Task prompt:
The entries that follow are to be duplicated in full, character for character.

Data records for software interfaces:
# # # # #
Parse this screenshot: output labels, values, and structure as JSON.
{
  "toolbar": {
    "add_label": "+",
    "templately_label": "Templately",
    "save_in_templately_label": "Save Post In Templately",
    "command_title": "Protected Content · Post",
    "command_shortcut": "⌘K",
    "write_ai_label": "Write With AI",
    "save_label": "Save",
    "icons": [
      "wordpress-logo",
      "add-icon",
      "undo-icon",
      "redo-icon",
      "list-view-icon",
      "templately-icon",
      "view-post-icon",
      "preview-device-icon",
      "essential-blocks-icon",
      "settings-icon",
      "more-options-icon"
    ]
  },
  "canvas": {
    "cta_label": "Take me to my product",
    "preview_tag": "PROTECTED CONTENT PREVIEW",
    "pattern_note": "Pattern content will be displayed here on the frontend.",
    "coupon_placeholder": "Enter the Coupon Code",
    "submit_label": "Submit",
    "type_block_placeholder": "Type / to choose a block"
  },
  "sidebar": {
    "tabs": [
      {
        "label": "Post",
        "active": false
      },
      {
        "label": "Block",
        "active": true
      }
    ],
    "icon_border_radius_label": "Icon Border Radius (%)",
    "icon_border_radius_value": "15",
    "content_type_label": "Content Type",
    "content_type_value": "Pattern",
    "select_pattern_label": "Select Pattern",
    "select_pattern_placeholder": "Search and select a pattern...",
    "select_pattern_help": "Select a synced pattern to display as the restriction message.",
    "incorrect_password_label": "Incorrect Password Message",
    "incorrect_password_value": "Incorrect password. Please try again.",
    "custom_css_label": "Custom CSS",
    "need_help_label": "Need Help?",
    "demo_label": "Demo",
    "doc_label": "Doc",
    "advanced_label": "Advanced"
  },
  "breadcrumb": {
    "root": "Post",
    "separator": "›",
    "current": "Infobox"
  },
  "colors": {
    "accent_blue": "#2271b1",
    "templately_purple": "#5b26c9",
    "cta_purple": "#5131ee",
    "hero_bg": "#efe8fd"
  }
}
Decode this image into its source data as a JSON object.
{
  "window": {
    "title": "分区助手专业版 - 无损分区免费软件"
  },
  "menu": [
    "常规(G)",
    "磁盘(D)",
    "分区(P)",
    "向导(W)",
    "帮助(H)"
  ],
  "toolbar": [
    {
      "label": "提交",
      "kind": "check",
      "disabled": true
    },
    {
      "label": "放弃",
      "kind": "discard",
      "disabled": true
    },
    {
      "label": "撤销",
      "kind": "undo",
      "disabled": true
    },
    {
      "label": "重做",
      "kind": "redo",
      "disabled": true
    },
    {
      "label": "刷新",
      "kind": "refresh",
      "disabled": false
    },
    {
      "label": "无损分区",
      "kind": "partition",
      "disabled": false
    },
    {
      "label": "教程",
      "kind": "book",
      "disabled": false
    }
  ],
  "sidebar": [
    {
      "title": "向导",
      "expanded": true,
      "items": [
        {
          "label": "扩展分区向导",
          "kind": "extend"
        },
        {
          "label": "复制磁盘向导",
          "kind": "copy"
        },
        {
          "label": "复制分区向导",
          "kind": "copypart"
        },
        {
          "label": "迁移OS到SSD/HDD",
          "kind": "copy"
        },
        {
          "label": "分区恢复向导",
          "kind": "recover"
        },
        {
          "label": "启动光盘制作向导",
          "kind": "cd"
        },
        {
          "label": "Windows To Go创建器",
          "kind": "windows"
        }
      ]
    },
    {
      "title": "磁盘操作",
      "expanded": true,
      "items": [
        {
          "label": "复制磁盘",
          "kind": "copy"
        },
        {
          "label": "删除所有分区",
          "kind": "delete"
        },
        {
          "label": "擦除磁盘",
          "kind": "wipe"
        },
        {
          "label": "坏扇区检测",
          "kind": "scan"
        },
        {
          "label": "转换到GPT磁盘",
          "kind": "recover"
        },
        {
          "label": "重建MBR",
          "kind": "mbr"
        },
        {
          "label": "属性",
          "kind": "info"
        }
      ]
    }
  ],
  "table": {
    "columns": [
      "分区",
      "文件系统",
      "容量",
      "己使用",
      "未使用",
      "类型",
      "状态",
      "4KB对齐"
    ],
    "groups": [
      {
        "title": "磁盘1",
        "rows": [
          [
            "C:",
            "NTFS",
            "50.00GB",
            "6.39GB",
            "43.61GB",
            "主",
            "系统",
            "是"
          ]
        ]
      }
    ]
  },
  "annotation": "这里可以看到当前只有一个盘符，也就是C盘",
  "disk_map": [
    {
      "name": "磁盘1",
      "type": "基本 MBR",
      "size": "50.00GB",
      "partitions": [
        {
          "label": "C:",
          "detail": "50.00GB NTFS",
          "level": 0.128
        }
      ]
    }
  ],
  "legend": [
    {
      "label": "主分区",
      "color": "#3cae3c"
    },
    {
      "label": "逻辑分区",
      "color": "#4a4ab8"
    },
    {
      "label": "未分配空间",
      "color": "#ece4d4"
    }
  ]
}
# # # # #
Answer:
Parse this screenshot: output labels, values, and structure as JSON.
{
  "toolbar": {
    "add_label": "+",
    "templately_label": "Templately",
    "save_in_templately_label": "Save Post In Templately",
    "command_title": "Protected Content · Post",
    "command_shortcut": "⌘K",
    "write_ai_label": "Write With AI",
    "save_label": "Save",
    "icons": [
      "wordpress-logo",
      "add-icon",
      "undo-icon",
      "redo-icon",
      "list-view-icon",
      "templately-icon",
      "view-post-icon",
      "preview-device-icon",
      "essential-blocks-icon",
      "settings-icon",
      "more-options-icon"
    ]
  },
  "canvas": {
    "cta_label": "Take me to my product",
    "preview_tag": "PROTECTED CONTENT PREVIEW",
    "pattern_note": "Pattern content will be displayed here on the frontend.",
    "coupon_placeholder": "Enter the Coupon Code",
    "submit_label": "Submit",
    "type_block_placeholder": "Type / to choose a block"
  },
  "sidebar": {
    "tabs": [
      {
        "label": "Post",
        "active": false
      },
      {
        "label": "Block",
        "active": true
      }
    ],
    "icon_border_radius_label": "Icon Border Radius (%)",
    "icon_border_radius_value": "15",
    "content_type_label": "Content Type",
    "content_type_value": "Pattern",
    "select_pattern_label": "Select Pattern",
    "select_pattern_placeholder": "Search and select a pattern...",
    "select_pattern_help": "Select a synced pattern to display as the restriction message.",
    "incorrect_password_label": "Incorrect Password Message",
    "incorrect_password_value": "Incorrect password. Please try again.",
    "custom_css_label": "Custom CSS",
    "need_help_label": "Need Help?",
    "demo_label": "Demo",
    "doc_label": "Doc",
    "advanced_label": "Advanced"
  },
  "breadcrumb": {
    "root": "Post",
    "separator": "›",
    "current": "Infobox"
  },
  "colors": {
    "accent_blue": "#2271b1",
    "templately_purple": "#5b26c9",
    "cta_purple": "#5131ee",
    "hero_bg": "#efe8fd"
  }
}
Decode this image into its source data as a JSON object.
{
  "window": {
    "title": "分区助手专业版 - 无损分区免费软件"
  },
  "menu": [
    "常规(G)",
    "磁盘(D)",
    "分区(P)",
    "向导(W)",
    "帮助(H)"
  ],
  "toolbar": [
    {
      "label": "提交",
      "kind": "check",
      "disabled": true
    },
    {
      "label": "放弃",
      "kind": "discard",
      "disabled": true
    },
    {
      "label": "撤销",
      "kind": "undo",
      "disabled": true
    },
    {
      "label": "重做",
      "kind": "redo",
      "disabled": true
    },
    {
      "label": "刷新",
      "kind": "refresh",
      "disabled": false
    },
    {
      "label": "无损分区",
      "kind": "partition",
      "disabled": false
    },
    {
      "label": "教程",
      "kind": "book",
      "disabled": false
    }
  ],
  "sidebar": [
    {
      "title": "向导",
      "expanded": true,
      "items": [
        {
          "label": "扩展分区向导",
          "kind": "extend"
        },
        {
          "label": "复制磁盘向导",
          "kind": "copy"
        },
        {
          "label": "复制分区向导",
          "kind": "copypart"
        },
        {
          "label": "迁移OS到SSD/HDD",
          "kind": "copy"
        },
        {
          "label": "分区恢复向导",
          "kind": "recover"
        },
        {
          "label": "启动光盘制作向导",
          "kind": "cd"
        },
        {
          "label": "Windows To Go创建器",
          "kind": "windows"
        }
      ]
    },
    {
      "title": "磁盘操作",
      "expanded": true,
      "items": [
        {
          "label": "复制磁盘",
          "kind": "copy"
        },
        {
          "label": "删除所有分区",
          "kind": "delete"
        },
        {
          "label": "擦除磁盘",
          "kind": "wipe"
        },
        {
          "label": "坏扇区检测",
          "kind": "scan"
        },
        {
          "label": "转换到GPT磁盘",
          "kind": "recover"
        },
        {
          "label": "重建MBR",
          "kind": "mbr"
        },
        {
          "label": "属性",
          "kind": "info"
        }
      ]
    }
  ],
  "table": {
    "columns": [
      "分区",
      "文件系统",
      "容量",
      "己使用",
      "未使用",
      "类型",
      "状态",
      "4KB对齐"
    ],
    "groups": [
      {
        "title": "磁盘1",
        "rows": [
          [
            "C:",
            "NTFS",
            "50.00GB",
            "6.39GB",
            "43.61GB",
            "主",
            "系统",
            "是"
          ]
        ]
      }
    ]
  },
  "annotation": "这里可以看到当前只有一个盘符，也就是C盘",
  "disk_map": [
    {
      "name": "磁盘1",
      "type": "基本 MBR",
      "size": "50.00GB",
      "partitions": [
        {
          "label": "C:",
          "detail": "50.00GB NTFS",
          "level": 0.128
        }
      ]
    }
  ],
  "legend": [
    {
      "label": "主分区",
      "color": "#3cae3c"
    },
    {
      "label": "逻辑分区",
      "color": "#4a4ab8"
    },
    {
      "label": "未分配空间",
      "color": "#ece4d4"
    }
  ]
}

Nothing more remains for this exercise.